  21. ^ Tinsley E. Yarbrough (2000). The Rehnquist Court and the Constitution. Oxford University Press US. ISBN 978-0-19-510346-5. Retrieved May 1, 2009. 
  22. ^ a b ThurgoodMarshall.com, Speeches. Constitutional Speech, May 6, 1987. Retrieved on April 7, 2009.
  23. ^ Lee Epstein, Jeffrey Allan Segal (2005). Advice and consent: the politics of judicial appointments. Oxford University Press US. ISBN 978-0-19-530021-5. Retrieved August 13, 2009. 
  24. ^ See generally, Christensen, George A. (1983) Here Lies the Supreme Court: Gravesites of the Justices, Yearbook at the Wayback Machine (archived September 3, 2005) Supreme Court Historical Society.
  25. ^ Lewis, Neil A. (May 26, 1993). "Chief Justice Assails Library On Release of Marshall Papers". New York Times. Retrieved December 17, 2007. 
  26. ^ American Library Association statement of support.
  27. ^ Cartledge, Connie L., assisted by Allyson H. Jackson, Susie H. Moody, Andrew M. Passett, and Robert A. Vietrogoski, Manuscript Division, Library of Congress, Washington, D.C., Thurgood Marshall: A Register of His Papers in the Library of Congress (2001)
  28. ^ "Thurgood Marshall Memorial". Maryland Archives. Retrieved March 25, 2011. 
  29. ^ [1][dead link]
  30. ^ Thurgood Marshall Law Library, University of Maryland School of Law
  31. ^ NEW YORK: St. Philip's celebrates Thurgood Marshall feast day, [2].

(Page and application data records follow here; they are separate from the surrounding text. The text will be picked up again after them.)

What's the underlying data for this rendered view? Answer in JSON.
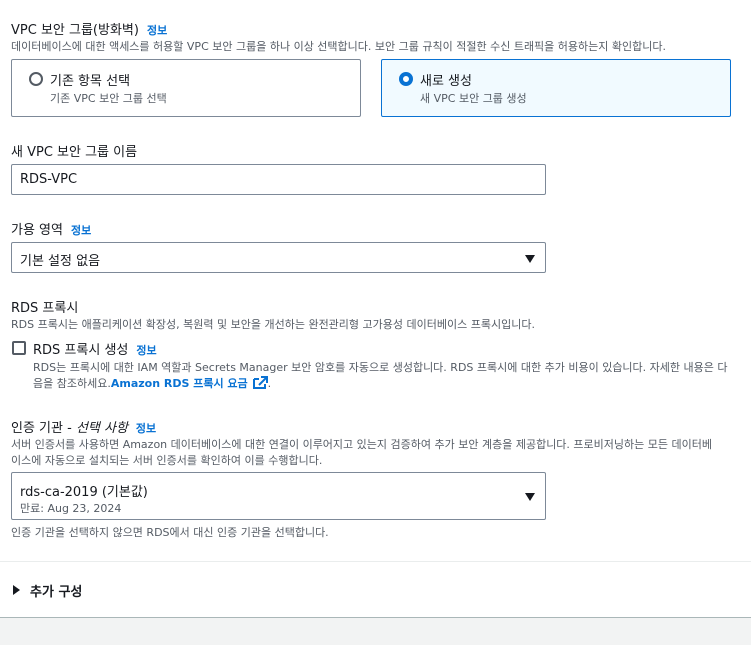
{
  "vpc_sg": {
    "label": "VPC 보안 그룹(방화벽)",
    "info": "정보",
    "description": "데이터베이스에 대한 액세스를 허용할 VPC 보안 그룹을 하나 이상 선택합니다. 보안 그룹 규칙이 적절한 수신 트래픽을 허용하는지 확인합니다.",
    "options": [
      {
        "title": "기존 항목 선택",
        "subtitle": "기존 VPC 보안 그룹 선택",
        "selected": false
      },
      {
        "title": "새로 생성",
        "subtitle": "새 VPC 보안 그룹 생성",
        "selected": true
      }
    ]
  },
  "new_sg_name": {
    "label": "새 VPC 보안 그룹 이름",
    "value": "RDS-VPC"
  },
  "az": {
    "label": "가용 영역",
    "info": "정보",
    "value": "기본 설정 없음"
  },
  "proxy": {
    "label": "RDS 프록시",
    "description": "RDS 프록시는 애플리케이션 확장성, 복원력 및 보안을 개선하는 완전관리형 고가용성 데이터베이스 프록시입니다.",
    "checkbox_label": "RDS 프록시 생성",
    "info": "정보",
    "checkbox_desc_line1": "RDS는 프록시에 대한 IAM 역할과 Secrets Manager 보안 암호를 자동으로 생성합니다. RDS 프록시에 대한 추가 비용이 있습니다. 자세한 내용은 다",
    "checkbox_desc_line2_prefix": "음을 참조하세요.",
    "pricing_link": "Amazon RDS 프록시 요금",
    "period": "."
  },
  "ca": {
    "label_prefix": "인증 기관 - ",
    "label_optional": "선택 사항",
    "info": "정보",
    "description_line1": "서버 인증서를 사용하면 Amazon 데이터베이스에 대한 연결이 이루어지고 있는지 검증하여 추가 보안 계층을 제공합니다. 프로비저닝하는 모든 데이터베",
    "description_line2": "이스에 자동으로 설치되는 서버 인증서를 확인하여 이를 수행합니다.",
    "value": "rds-ca-2019 (기본값)",
    "expiry": "만료: Aug 23, 2024",
    "footer": "인증 기관을 선택하지 않으면 RDS에서 대신 인증 기관을 선택합니다."
  },
  "additional": {
    "label": "추가 구성"
  }
}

  32. ^ "Thurgood Marshall Monument". Alpha Phi Alpha Fraternity Incorporated, Nu Chapter. 2012. Retrieved September 26, 2012. 
  33. ^ Schmidt, Steve (October 3, 1993). "UCSD ceremony dedicates Marshall College". San Diego Union-Tribune. p. B.1.5.7. Retrieved November 1, 2010. 

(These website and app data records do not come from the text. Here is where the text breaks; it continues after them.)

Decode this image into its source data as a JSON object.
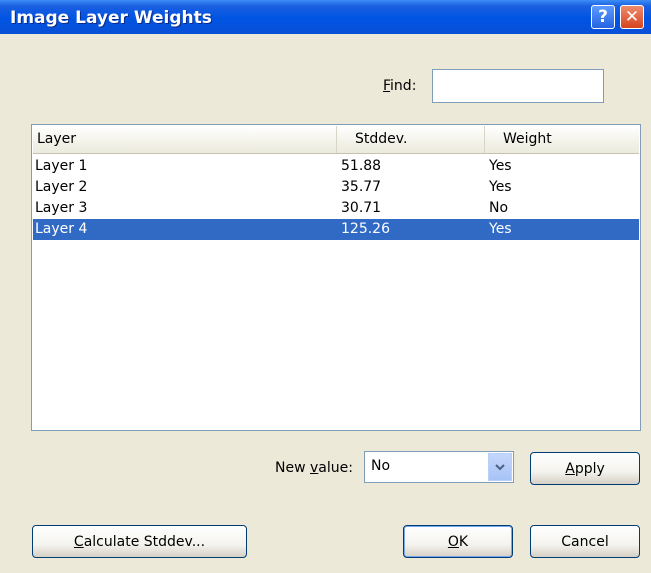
{
  "window": {
    "title": "Image Layer Weights",
    "help_label": "?",
    "close_label": "✕"
  },
  "find": {
    "label_accel": "F",
    "label_rest": "ind:",
    "value": ""
  },
  "table": {
    "columns": [
      "Layer",
      "Stddev.",
      "Weight"
    ],
    "rows": [
      {
        "layer": "Layer 1",
        "stddev": "51.88",
        "weight": "Yes",
        "selected": false
      },
      {
        "layer": "Layer 2",
        "stddev": "35.77",
        "weight": "Yes",
        "selected": false
      },
      {
        "layer": "Layer 3",
        "stddev": "30.71",
        "weight": "No",
        "selected": false
      },
      {
        "layer": "Layer 4",
        "stddev": "125.26",
        "weight": "Yes",
        "selected": true
      }
    ]
  },
  "new_value": {
    "label_pre": "New ",
    "label_accel": "v",
    "label_post": "alue:",
    "selected": "No"
  },
  "buttons": {
    "apply_accel": "A",
    "apply_rest": "pply",
    "calc_accel": "C",
    "calc_rest": "alculate Stddev...",
    "ok_accel": "O",
    "ok_rest": "K",
    "cancel": "Cancel"
  },
  "colors": {
    "titlebar": "#0054e3",
    "selection": "#316ac5",
    "dialog_bg": "#ece9d8"
  },
  "icons": {
    "help": "help-icon",
    "close": "close-icon",
    "dropdown": "chevron-down-icon"
  }
}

  34. ^ Rizzo, Frank (May 14, 2006). "Thurgood". Variety. Variety. Retrieved January 2, 2012. 
  35. ^ BWW (October 24, 2007). "Laurence Fishburne is 'Thurgood' on Broadway Spring 2008". broadwayworld.com. Retrieved March 9, 2008. 
  36. ^ Zurawik, David (February 18, 2011). "HBO's 'Thurgood' is an exceptional look at race and the law". The Baltimore Sun. Retrieved January 2, 2012. 
  37. ^ "Marshall at IMDB.com". IMDB. February 28, 2011. Retrieved January 2, 2012. 
  38. ^ White House (February 24, 2011). "White House Screening of "Thurgood"". US Federal Government. Retrieved January 2, 2012. 
  39. ^ McPeak, Joaquin (February 16, 2011). "City of Sacramento Press Release". Office of Mayor Kevin Johnson, City of Sacramento. Retrieved January 2, 2012. 
  40. ^ CBS News, Whitney Drolen reports. "Local Artist Has Painting Hanging In The White House, Chaz Guest painted a portrait of the late Supreme Court Justice Thurgood Marshall - VIDEO". 
  41. ^ Mary Ann Akers. "Artist Paints Portrait of 'President Obama'". 
  42. ^ Legislative Service Bureau, Commonwealth of Puerto Rico.
  43. ^ NAACP Spingarn Medal
  44. ^ http://www.jeffersonawards.org/pastwinners/national

Further reading

External links

Legal offices
Preceded by
New seat
Judge of the U.S. Court of Appeals for the Second Circuit
1962–1965
Succeeded by
Wilfred Feinberg
Preceded by
Archibald Cox
Solicitor General
1965–1967
Succeeded by
Erwin N. Griswold
Preceded by
Tom C. Clark
Associate Justice of the Supreme Court of the United States
October 2, 1967 – October 1, 1991
Succeeded by
Clarence Thomas